== Segment start ==

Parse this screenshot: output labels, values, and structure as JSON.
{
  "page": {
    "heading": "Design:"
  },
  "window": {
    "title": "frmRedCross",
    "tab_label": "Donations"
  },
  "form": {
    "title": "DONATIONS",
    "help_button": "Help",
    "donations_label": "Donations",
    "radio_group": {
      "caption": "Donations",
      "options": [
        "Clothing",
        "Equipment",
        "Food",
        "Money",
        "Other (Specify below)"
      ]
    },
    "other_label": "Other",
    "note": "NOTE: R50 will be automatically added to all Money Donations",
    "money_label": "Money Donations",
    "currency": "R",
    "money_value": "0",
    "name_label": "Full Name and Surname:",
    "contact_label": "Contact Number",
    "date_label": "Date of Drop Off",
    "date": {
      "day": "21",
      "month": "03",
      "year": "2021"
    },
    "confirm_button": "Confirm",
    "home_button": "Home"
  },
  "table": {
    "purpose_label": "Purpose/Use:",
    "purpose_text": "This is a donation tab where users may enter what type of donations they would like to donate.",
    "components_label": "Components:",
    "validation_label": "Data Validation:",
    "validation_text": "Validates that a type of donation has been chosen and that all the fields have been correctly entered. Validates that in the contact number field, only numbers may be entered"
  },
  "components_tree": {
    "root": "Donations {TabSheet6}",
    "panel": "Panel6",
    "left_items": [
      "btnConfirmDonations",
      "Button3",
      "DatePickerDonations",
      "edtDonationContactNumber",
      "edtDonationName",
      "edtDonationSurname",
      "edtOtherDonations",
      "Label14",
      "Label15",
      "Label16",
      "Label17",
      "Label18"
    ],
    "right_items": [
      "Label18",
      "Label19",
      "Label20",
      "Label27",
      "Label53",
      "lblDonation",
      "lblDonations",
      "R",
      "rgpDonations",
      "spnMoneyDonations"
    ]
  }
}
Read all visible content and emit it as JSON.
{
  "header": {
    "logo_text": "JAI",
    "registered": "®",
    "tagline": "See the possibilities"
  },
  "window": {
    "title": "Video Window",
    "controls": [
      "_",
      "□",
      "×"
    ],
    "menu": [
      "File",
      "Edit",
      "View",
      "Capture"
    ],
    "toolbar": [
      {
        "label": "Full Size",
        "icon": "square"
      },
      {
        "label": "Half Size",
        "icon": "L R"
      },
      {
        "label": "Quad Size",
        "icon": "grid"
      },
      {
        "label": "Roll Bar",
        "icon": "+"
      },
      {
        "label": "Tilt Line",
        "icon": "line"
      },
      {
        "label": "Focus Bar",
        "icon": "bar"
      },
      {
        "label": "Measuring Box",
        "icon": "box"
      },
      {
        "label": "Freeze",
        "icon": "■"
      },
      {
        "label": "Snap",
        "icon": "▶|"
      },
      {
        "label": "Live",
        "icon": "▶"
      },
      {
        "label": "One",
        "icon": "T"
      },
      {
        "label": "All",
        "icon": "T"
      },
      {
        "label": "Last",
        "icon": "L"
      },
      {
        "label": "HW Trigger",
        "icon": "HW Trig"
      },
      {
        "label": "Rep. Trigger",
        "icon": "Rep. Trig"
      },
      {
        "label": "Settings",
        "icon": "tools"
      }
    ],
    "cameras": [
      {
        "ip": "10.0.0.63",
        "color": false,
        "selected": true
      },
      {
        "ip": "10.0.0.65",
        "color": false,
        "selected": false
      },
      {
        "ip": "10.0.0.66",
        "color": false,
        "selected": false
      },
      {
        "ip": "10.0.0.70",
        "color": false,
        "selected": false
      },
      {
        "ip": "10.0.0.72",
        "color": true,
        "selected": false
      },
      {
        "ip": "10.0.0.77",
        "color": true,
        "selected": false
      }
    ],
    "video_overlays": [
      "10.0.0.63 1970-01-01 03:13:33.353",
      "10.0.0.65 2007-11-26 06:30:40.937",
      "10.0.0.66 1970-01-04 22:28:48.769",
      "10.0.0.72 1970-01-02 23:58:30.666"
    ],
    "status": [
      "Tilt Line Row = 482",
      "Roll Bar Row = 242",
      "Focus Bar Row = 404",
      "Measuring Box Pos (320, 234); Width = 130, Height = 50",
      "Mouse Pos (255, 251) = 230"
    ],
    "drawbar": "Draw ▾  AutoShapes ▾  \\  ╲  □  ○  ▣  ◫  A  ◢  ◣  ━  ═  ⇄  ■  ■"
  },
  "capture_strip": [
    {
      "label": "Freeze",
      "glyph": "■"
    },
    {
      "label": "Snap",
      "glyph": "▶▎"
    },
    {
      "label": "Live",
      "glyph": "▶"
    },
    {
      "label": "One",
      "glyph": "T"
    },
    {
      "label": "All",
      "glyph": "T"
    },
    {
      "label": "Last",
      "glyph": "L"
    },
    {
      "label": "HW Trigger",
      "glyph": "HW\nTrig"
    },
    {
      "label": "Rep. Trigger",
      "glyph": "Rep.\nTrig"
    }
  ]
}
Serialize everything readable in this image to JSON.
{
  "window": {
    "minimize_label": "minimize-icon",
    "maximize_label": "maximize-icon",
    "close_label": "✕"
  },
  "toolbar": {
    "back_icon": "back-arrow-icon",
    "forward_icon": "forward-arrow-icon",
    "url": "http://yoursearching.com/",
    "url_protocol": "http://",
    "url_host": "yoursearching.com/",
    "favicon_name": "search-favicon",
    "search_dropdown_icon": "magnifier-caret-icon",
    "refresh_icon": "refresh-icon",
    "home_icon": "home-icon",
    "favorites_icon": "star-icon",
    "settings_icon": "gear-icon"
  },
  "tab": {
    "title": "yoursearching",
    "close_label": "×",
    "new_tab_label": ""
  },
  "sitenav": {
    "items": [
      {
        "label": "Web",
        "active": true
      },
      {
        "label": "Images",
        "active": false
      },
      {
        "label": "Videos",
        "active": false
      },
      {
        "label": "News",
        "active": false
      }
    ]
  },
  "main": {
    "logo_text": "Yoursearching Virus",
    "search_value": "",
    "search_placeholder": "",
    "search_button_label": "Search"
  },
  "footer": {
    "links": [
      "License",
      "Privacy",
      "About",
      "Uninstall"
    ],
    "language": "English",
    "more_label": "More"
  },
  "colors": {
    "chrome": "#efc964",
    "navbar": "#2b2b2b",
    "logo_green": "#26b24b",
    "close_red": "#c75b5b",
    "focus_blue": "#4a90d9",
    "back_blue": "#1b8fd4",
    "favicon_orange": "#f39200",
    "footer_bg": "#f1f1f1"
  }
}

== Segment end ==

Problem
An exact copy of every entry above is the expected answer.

Solved exercise
Parse this screenshot: output labels, values, and structure as JSON.
{
  "page": {
    "heading": "Design:"
  },
  "window": {
    "title": "frmRedCross",
    "tab_label": "Donations"
  },
  "form": {
    "title": "DONATIONS",
    "help_button": "Help",
    "donations_label": "Donations",
    "radio_group": {
      "caption": "Donations",
      "options": [
        "Clothing",
        "Equipment",
        "Food",
        "Money",
        "Other (Specify below)"
      ]
    },
    "other_label": "Other",
    "note": "NOTE: R50 will be automatically added to all Money Donations",
    "money_label": "Money Donations",
    "currency": "R",
    "money_value": "0",
    "name_label": "Full Name and Surname:",
    "contact_label": "Contact Number",
    "date_label": "Date of Drop Off",
    "date": {
      "day": "21",
      "month": "03",
      "year": "2021"
    },
    "confirm_button": "Confirm",
    "home_button": "Home"
  },
  "table": {
    "purpose_label": "Purpose/Use:",
    "purpose_text": "This is a donation tab where users may enter what type of donations they would like to donate.",
    "components_label": "Components:",
    "validation_label": "Data Validation:",
    "validation_text": "Validates that a type of donation has been chosen and that all the fields have been correctly entered. Validates that in the contact number field, only numbers may be entered"
  },
  "components_tree": {
    "root": "Donations {TabSheet6}",
    "panel": "Panel6",
    "left_items": [
      "btnConfirmDonations",
      "Button3",
      "DatePickerDonations",
      "edtDonationContactNumber",
      "edtDonationName",
      "edtDonationSurname",
      "edtOtherDonations",
      "Label14",
      "Label15",
      "Label16",
      "Label17",
      "Label18"
    ],
    "right_items": [
      "Label18",
      "Label19",
      "Label20",
      "Label27",
      "Label53",
      "lblDonation",
      "lblDonations",
      "R",
      "rgpDonations",
      "spnMoneyDonations"
    ]
  }
}
Read all visible content and emit it as JSON.
{
  "header": {
    "logo_text": "JAI",
    "registered": "®",
    "tagline": "See the possibilities"
  },
  "window": {
    "title": "Video Window",
    "controls": [
      "_",
      "□",
      "×"
    ],
    "menu": [
      "File",
      "Edit",
      "View",
      "Capture"
    ],
    "toolbar": [
      {
        "label": "Full Size",
        "icon": "square"
      },
      {
        "label": "Half Size",
        "icon": "L R"
      },
      {
        "label": "Quad Size",
        "icon": "grid"
      },
      {
        "label": "Roll Bar",
        "icon": "+"
      },
      {
        "label": "Tilt Line",
        "icon": "line"
      },
      {
        "label": "Focus Bar",
        "icon": "bar"
      },
      {
        "label": "Measuring Box",
        "icon": "box"
      },
      {
        "label": "Freeze",
        "icon": "■"
      },
      {
        "label": "Snap",
        "icon": "▶|"
      },
      {
        "label": "Live",
        "icon": "▶"
      },
      {
        "label": "One",
        "icon": "T"
      },
      {
        "label": "All",
        "icon": "T"
      },
      {
        "label": "Last",
        "icon": "L"
      },
      {
        "label": "HW Trigger",
        "icon": "HW Trig"
      },
      {
        "label": "Rep. Trigger",
        "icon": "Rep. Trig"
      },
      {
        "label": "Settings",
        "icon": "tools"
      }
    ],
    "cameras": [
      {
        "ip": "10.0.0.63",
        "color": false,
        "selected": true
      },
      {
        "ip": "10.0.0.65",
        "color": false,
        "selected": false
      },
      {
        "ip": "10.0.0.66",
        "color": false,
        "selected": false
      },
      {
        "ip": "10.0.0.70",
        "color": false,
        "selected": false
      },
      {
        "ip": "10.0.0.72",
        "color": true,
        "selected": false
      },
      {
        "ip": "10.0.0.77",
        "color": true,
        "selected": false
      }
    ],
    "video_overlays": [
      "10.0.0.63 1970-01-01 03:13:33.353",
      "10.0.0.65 2007-11-26 06:30:40.937",
      "10.0.0.66 1970-01-04 22:28:48.769",
      "10.0.0.72 1970-01-02 23:58:30.666"
    ],
    "status": [
      "Tilt Line Row = 482",
      "Roll Bar Row = 242",
      "Focus Bar Row = 404",
      "Measuring Box Pos (320, 234); Width = 130, Height = 50",
      "Mouse Pos (255, 251) = 230"
    ],
    "drawbar": "Draw ▾  AutoShapes ▾  \\  ╲  □  ○  ▣  ◫  A  ◢  ◣  ━  ═  ⇄  ■  ■"
  },
  "capture_strip": [
    {
      "label": "Freeze",
      "glyph": "■"
    },
    {
      "label": "Snap",
      "glyph": "▶▎"
    },
    {
      "label": "Live",
      "glyph": "▶"
    },
    {
      "label": "One",
      "glyph": "T"
    },
    {
      "label": "All",
      "glyph": "T"
    },
    {
      "label": "Last",
      "glyph": "L"
    },
    {
      "label": "HW Trigger",
      "glyph": "HW\nTrig"
    },
    {
      "label": "Rep. Trigger",
      "glyph": "Rep.\nTrig"
    }
  ]
}
Serialize everything readable in this image to JSON.
{
  "window": {
    "minimize_label": "minimize-icon",
    "maximize_label": "maximize-icon",
    "close_label": "✕"
  },
  "toolbar": {
    "back_icon": "back-arrow-icon",
    "forward_icon": "forward-arrow-icon",
    "url": "http://yoursearching.com/",
    "url_protocol": "http://",
    "url_host": "yoursearching.com/",
    "favicon_name": "search-favicon",
    "search_dropdown_icon": "magnifier-caret-icon",
    "refresh_icon": "refresh-icon",
    "home_icon": "home-icon",
    "favorites_icon": "star-icon",
    "settings_icon": "gear-icon"
  },
  "tab": {
    "title": "yoursearching",
    "close_label": "×",
    "new_tab_label": ""
  },
  "sitenav": {
    "items": [
      {
        "label": "Web",
        "active": true
      },
      {
        "label": "Images",
        "active": false
      },
      {
        "label": "Videos",
        "active": false
      },
      {
        "label": "News",
        "active": false
      }
    ]
  },
  "main": {
    "logo_text": "Yoursearching Virus",
    "search_value": "",
    "search_placeholder": "",
    "search_button_label": "Search"
  },
  "footer": {
    "links": [
      "License",
      "Privacy",
      "About",
      "Uninstall"
    ],
    "language": "English",
    "more_label": "More"
  },
  "colors": {
    "chrome": "#efc964",
    "navbar": "#2b2b2b",
    "logo_green": "#26b24b",
    "close_red": "#c75b5b",
    "focus_blue": "#4a90d9",
    "back_blue": "#1b8fd4",
    "favicon_orange": "#f39200",
    "footer_bg": "#f1f1f1"
  }
}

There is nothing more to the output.